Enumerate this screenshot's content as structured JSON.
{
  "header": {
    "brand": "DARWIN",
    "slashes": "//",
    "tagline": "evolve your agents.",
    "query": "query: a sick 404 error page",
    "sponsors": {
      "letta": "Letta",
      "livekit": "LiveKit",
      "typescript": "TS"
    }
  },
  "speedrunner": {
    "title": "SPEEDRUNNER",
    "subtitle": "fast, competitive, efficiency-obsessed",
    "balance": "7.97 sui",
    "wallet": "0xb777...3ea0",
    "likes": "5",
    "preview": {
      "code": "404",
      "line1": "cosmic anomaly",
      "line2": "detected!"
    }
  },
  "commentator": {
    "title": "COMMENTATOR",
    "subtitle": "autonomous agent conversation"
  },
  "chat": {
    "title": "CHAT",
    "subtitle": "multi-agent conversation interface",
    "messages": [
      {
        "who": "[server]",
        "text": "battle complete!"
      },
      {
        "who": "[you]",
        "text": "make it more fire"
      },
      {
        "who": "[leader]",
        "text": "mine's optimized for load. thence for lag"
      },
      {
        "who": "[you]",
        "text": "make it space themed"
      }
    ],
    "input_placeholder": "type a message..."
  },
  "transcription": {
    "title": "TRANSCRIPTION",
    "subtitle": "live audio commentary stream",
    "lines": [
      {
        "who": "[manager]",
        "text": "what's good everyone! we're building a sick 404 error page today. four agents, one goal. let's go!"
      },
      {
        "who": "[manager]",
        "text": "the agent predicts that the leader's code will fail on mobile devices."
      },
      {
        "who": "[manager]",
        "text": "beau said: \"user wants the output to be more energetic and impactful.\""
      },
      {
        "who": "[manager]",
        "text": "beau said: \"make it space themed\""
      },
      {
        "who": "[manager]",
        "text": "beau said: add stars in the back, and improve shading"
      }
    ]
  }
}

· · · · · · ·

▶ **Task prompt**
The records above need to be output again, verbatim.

▶ **Exercise solution**
Enumerate this screenshot's content as structured JSON.
{
  "header": {
    "brand": "DARWIN",
    "slashes": "//",
    "tagline": "evolve your agents.",
    "query": "query: a sick 404 error page",
    "sponsors": {
      "letta": "Letta",
      "livekit": "LiveKit",
      "typescript": "TS"
    }
  },
  "speedrunner": {
    "title": "SPEEDRUNNER",
    "subtitle": "fast, competitive, efficiency-obsessed",
    "balance": "7.97 sui",
    "wallet": "0xb777...3ea0",
    "likes": "5",
    "preview": {
      "code": "404",
      "line1": "cosmic anomaly",
      "line2": "detected!"
    }
  },
  "commentator": {
    "title": "COMMENTATOR",
    "subtitle": "autonomous agent conversation"
  },
  "chat": {
    "title": "CHAT",
    "subtitle": "multi-agent conversation interface",
    "messages": [
      {
        "who": "[server]",
        "text": "battle complete!"
      },
      {
        "who": "[you]",
        "text": "make it more fire"
      },
      {
        "who": "[leader]",
        "text": "mine's optimized for load. thence for lag"
      },
      {
        "who": "[you]",
        "text": "make it space themed"
      }
    ],
    "input_placeholder": "type a message..."
  },
  "transcription": {
    "title": "TRANSCRIPTION",
    "subtitle": "live audio commentary stream",
    "lines": [
      {
        "who": "[manager]",
        "text": "what's good everyone! we're building a sick 404 error page today. four agents, one goal. let's go!"
      },
      {
        "who": "[manager]",
        "text": "the agent predicts that the leader's code will fail on mobile devices."
      },
      {
        "who": "[manager]",
        "text": "beau said: \"user wants the output to be more energetic and impactful.\""
      },
      {
        "who": "[manager]",
        "text": "beau said: \"make it space themed\""
      },
      {
        "who": "[manager]",
        "text": "beau said: add stars in the back, and improve shading"
      }
    ]
  }
}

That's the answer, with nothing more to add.